Last week people in Sevier County received a mailer from the county concerning the bond election for a portion of a recreation/community development center.
One side of the mailer gave the basic facts of the project, which is something that is clearly in the purview of the county commission. Throughout this process, commissioners have said many times they are obligated to remain neutral.
The facts are neutral. It will cost X amount and it will result in Y amount on an average homeowner’s property tax per year.
Facts are neither pro nor con; they are simply the facts.
However, the flip side of the mailer was an attempt to address the pros and cons of the center. This is something commissioners cited as being required by state law.
Unfortunately, this state law put the commission in a bad spot.
While the intent of this law is to help by providing contrasting views on bond election, it inherently causes challenges for bodies that are trying to stay neutral.
It started with a pro statement signed by the commission. The majority of this statement went through the basics of the facts, with a brief paragraph at the bottom spelling out potential benefits.
Then the remainder of the flyer, approximately 2/3rds, was given over to a single resident who is strongly opposed to the project. The same resident was given space for both a rebuttal to the commission’s statement and his own separate statement against the bond. The commission chose not to write a rebuttal to the con statement, citing time constraints.
The amount of space given to one resident on the taxpayer dime may give some the impression of a lack of impartiality.
This is unfair for proponents of the facility, who were not given equal space or consideration in the mailer.
The problem doesn’t have anything to do with who authored the opinion or what it was. It isn’t even that the pro and con statements were out of balance.

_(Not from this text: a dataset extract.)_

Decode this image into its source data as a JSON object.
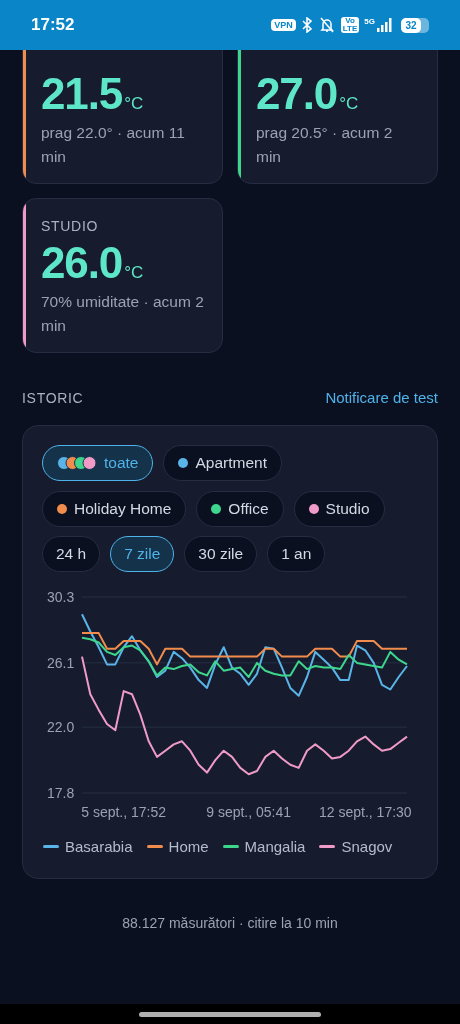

The problem is that the county should have been allowed to shy away from distributing opinion in any form. It should have just been allowed to let the facts speak for themselves.
It is inappropriate for a declared neutral government entity to have to pay for the distribution of opinions of one of its residents. When it’s required to broadcast opinions, the county is put in a compromising position. Some are going to assume the county is working against the proposal in publishing opinion pieces.
This doesn’t mean as elected officials commissioners are not entitled to their opinions. In fact, the very reason we elect people is because we align with them and want to hear their opinions stated loudly, clearly and publicly.
The unfortunate reality is that due to time and financial constraints, the county’s mailer was a one-shot deal, and citizens in favor of the bond issue felt locked out of it.
In contrast, The Reaper has printed both pro and con opinions in its letters to the editor, and there’s always a next edition in which to respond. On social media, people have an immediate forum to respond to opinions they don’t agree with.
Those for or against an issue are free to create and mail their own piece, put up signs, make phone calls, send texts, post on social media, whatever, but not on the government’s dime.
The point is there are plenty of avenues open to people to voice their opinions.
It’s a fairness issue. When the county is required to disseminate one person’s view, there is always going to be the danger of someone or some group being excluded.
Government entities have an obligation to be open and transparent; to provide information to both the press and the citizens at large. However, there are plenty of other forums open and available for the expression of opinion.
It should not be the state’s, the county’s or the taxpayers’ job to pay for the mass distribution of a persuasive argument for or against a bond.